    While Federal Express succeeded at summary judgment and juries twice found in its favor in Hussain v. FedEx, the path to its recent victory was a long and likely costly one. Employers seeking to mitigate the risk of similar promotion-related discrimination claims should bear in mind the factors that led the Seventh Circuit to reverse the district court's summary judgment, say Jill Vorobiev and Adam Weiner of Reed Smith LLP.

  • The Future Of Design Patent Remedies Is Unclear

    Derek Dahlgren

    The Apple v. Samsung design-patent retrial — scheduled to begin on Monday — is an opportunity to clear up confusion on remedies. However, the complicated test that will be used for determining the article of manufacture presents the risk of creating more confusion, say Derek Dahlgren and Spencer Johnson of Rothwell Figg Ernst & Manbeck PC.

  • 8 Reasons To Take A Fresh Look At Your Law Office Lease

    Tiffany Winne

    After moving into a new law office, tenants often file their signed leases away, figuring that the terms are set for a few years at least.
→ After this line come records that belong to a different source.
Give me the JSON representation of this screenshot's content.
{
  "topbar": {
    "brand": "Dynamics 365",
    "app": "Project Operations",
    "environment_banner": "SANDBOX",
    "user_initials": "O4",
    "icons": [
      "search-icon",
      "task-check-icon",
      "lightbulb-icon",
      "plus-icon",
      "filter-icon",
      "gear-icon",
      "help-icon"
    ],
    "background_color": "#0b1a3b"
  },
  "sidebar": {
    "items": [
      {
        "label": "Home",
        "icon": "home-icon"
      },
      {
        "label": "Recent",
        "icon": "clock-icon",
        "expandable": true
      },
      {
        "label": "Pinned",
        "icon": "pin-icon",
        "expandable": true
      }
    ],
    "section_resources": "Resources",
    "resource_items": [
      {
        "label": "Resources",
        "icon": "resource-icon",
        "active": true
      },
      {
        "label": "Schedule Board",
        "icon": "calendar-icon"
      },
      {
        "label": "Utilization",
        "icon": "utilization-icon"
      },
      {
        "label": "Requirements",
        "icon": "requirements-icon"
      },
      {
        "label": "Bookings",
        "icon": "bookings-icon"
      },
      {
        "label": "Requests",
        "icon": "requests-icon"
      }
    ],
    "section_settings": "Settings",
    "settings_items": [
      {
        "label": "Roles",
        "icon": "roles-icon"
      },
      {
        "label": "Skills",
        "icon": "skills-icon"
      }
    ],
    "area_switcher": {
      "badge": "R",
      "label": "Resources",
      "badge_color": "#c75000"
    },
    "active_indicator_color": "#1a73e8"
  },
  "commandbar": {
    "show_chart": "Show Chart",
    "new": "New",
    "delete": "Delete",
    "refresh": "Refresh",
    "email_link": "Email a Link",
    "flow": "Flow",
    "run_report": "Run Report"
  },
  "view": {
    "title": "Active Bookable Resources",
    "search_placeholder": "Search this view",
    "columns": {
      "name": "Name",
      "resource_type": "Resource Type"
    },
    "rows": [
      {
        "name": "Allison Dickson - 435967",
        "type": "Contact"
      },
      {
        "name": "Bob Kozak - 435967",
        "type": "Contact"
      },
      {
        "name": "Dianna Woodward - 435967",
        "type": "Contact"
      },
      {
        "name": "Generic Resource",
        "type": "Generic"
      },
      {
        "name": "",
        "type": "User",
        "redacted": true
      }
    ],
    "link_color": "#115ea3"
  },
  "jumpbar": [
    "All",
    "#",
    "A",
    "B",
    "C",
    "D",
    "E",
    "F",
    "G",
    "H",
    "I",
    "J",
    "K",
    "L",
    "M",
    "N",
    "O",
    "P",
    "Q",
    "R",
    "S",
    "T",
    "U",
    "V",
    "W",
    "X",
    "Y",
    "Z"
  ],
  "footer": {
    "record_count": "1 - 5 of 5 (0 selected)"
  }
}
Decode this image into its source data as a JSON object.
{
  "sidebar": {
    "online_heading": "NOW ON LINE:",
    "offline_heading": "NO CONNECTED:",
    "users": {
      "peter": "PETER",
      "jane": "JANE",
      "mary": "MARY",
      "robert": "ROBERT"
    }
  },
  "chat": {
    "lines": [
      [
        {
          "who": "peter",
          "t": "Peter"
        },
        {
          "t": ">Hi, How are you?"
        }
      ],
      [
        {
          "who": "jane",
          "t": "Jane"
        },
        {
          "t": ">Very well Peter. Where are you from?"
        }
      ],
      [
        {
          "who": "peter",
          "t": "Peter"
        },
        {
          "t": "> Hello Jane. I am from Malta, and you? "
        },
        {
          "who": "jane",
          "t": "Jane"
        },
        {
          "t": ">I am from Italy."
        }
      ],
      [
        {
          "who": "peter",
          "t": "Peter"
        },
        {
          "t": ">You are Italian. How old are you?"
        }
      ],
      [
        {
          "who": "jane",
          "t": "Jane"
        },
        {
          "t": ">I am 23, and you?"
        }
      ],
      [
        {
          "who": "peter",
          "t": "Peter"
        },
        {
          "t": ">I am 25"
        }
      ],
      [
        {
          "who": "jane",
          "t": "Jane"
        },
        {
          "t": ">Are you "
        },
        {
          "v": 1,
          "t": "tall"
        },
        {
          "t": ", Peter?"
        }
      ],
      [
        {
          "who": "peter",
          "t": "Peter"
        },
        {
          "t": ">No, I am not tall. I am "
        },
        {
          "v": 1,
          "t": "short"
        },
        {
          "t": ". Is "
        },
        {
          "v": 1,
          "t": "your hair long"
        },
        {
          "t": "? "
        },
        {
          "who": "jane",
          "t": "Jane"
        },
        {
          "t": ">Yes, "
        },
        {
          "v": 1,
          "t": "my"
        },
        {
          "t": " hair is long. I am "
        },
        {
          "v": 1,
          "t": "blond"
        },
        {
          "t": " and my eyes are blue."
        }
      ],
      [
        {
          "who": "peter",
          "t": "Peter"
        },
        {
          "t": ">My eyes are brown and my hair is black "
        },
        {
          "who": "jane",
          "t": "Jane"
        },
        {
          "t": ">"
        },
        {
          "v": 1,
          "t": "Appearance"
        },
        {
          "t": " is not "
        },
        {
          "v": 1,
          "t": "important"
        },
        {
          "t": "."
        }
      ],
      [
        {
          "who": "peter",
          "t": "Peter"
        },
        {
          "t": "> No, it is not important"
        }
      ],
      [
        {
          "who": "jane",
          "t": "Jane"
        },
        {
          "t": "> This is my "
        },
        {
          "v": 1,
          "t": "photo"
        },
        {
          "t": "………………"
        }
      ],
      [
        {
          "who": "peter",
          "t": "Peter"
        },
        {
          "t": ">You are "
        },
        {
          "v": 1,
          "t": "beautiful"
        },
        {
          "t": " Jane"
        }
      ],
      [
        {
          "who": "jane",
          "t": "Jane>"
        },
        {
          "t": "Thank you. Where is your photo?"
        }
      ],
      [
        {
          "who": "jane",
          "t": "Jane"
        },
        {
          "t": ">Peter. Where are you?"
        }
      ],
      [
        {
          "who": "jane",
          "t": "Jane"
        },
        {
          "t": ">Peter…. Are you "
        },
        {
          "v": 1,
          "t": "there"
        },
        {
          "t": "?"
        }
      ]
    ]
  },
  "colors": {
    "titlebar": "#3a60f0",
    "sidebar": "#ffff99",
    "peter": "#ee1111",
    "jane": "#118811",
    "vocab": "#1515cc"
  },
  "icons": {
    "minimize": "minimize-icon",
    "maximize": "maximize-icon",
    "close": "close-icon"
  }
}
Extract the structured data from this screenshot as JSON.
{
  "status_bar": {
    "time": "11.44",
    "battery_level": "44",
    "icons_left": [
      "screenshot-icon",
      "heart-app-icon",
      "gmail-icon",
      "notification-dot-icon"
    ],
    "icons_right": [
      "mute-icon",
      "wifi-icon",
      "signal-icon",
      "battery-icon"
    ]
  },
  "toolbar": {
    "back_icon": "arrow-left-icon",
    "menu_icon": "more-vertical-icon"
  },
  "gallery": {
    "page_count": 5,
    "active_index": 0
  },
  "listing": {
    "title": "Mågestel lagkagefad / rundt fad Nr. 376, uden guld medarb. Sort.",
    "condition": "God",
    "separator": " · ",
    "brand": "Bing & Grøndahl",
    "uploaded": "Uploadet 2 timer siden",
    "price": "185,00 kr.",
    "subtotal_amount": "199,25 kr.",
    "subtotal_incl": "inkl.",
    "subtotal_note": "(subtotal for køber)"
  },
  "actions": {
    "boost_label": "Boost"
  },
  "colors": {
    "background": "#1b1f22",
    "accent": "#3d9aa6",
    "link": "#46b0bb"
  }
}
However, leases can be very flexible instruments, and should be reviewed annually even if nothing seems amiss, says Tiffany Winne of Savills Studley Inc.

  • A General Counsel's Tips For Succeeding As A New Associate

    Jason Idilbi

    Based on his experience as a BigLaw associate for six years and now as general counsel for a tech startup, Jason Idilbi of Passport Labs offers some best practices for newer associates — whether they are serving external clients or senior attorneys within their firms.

  • 4 Views On Snap Removal Expressed By Illinois Courts

    Amy Rubenstein.jpg

    As courts increasingly rely on electronic docket monitoring systems, they have reached inconsistent outcomes on whether a defendant can "snap remove" a case to federal court. The various approaches taken by Illinois courts show that defendants must weigh the risk that removal will fail against the time and expense involved in removal, say Amy Rubenstein and Mary Shepro of DLA Piper.

  • Views From The Bench On Sentencing Representation: Part 11

    Alan Ellis

    In my interviews with judges for this series on sentencing, some of the more interesting insights have come from those who were formerly criminal defense lawyers, says attorney Alan Ellis.